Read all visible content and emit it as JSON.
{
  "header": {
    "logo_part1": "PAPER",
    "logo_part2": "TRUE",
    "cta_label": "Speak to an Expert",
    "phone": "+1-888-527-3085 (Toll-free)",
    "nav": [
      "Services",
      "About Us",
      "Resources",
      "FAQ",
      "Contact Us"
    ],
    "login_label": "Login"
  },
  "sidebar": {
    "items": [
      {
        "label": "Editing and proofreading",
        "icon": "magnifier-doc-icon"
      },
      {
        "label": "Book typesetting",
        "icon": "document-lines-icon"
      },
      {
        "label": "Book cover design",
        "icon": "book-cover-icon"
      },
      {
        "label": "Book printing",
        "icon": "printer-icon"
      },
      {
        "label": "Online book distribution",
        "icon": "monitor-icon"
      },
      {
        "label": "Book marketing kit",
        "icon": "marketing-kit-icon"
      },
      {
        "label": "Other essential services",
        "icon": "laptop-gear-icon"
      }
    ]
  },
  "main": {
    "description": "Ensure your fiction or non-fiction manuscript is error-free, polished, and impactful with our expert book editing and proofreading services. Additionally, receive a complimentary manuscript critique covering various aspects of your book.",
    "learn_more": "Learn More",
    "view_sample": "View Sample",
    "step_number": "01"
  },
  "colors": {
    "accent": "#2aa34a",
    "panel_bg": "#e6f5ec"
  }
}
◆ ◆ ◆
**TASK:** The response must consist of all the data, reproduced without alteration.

**ANSWER BELOW:**
Read all visible content and emit it as JSON.
{
  "header": {
    "logo_part1": "PAPER",
    "logo_part2": "TRUE",
    "cta_label": "Speak to an Expert",
    "phone": "+1-888-527-3085 (Toll-free)",
    "nav": [
      "Services",
      "About Us",
      "Resources",
      "FAQ",
      "Contact Us"
    ],
    "login_label": "Login"
  },
  "sidebar": {
    "items": [
      {
        "label": "Editing and proofreading",
        "icon": "magnifier-doc-icon"
      },
      {
        "label": "Book typesetting",
        "icon": "document-lines-icon"
      },
      {
        "label": "Book cover design",
        "icon": "book-cover-icon"
      },
      {
        "label": "Book printing",
        "icon": "printer-icon"
      },
      {
        "label": "Online book distribution",
        "icon": "monitor-icon"
      },
      {
        "label": "Book marketing kit",
        "icon": "marketing-kit-icon"
      },
      {
        "label": "Other essential services",
        "icon": "laptop-gear-icon"
      }
    ]
  },
  "main": {
    "description": "Ensure your fiction or non-fiction manuscript is error-free, polished, and impactful with our expert book editing and proofreading services. Additionally, receive a complimentary manuscript critique covering various aspects of your book.",
    "learn_more": "Learn More",
    "view_sample": "View Sample",
    "step_number": "01"
  },
  "colors": {
    "accent": "#2aa34a",
    "panel_bg": "#e6f5ec"
  }
}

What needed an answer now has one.